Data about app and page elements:

- - -

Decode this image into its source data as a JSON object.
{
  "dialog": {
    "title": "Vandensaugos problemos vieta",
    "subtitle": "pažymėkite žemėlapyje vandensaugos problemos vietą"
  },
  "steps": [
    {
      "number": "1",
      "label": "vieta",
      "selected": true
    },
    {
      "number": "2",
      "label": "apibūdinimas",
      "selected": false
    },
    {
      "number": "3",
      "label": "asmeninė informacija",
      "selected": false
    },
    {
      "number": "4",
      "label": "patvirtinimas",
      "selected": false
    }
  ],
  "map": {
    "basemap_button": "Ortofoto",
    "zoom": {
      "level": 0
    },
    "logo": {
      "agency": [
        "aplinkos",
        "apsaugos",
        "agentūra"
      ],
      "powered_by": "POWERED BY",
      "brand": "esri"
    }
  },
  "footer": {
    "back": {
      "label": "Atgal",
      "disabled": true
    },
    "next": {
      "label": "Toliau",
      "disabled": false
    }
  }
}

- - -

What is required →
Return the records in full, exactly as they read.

Answer below →
Decode this image into its source data as a JSON object.
{
  "dialog": {
    "title": "Vandensaugos problemos vieta",
    "subtitle": "pažymėkite žemėlapyje vandensaugos problemos vietą"
  },
  "steps": [
    {
      "number": "1",
      "label": "vieta",
      "selected": true
    },
    {
      "number": "2",
      "label": "apibūdinimas",
      "selected": false
    },
    {
      "number": "3",
      "label": "asmeninė informacija",
      "selected": false
    },
    {
      "number": "4",
      "label": "patvirtinimas",
      "selected": false
    }
  ],
  "map": {
    "basemap_button": "Ortofoto",
    "zoom": {
      "level": 0
    },
    "logo": {
      "agency": [
        "aplinkos",
        "apsaugos",
        "agentūra"
      ],
      "powered_by": "POWERED BY",
      "brand": "esri"
    }
  },
  "footer": {
    "back": {
      "label": "Atgal",
      "disabled": true
    },
    "next": {
      "label": "Toliau",
      "disabled": false
    }
  }
}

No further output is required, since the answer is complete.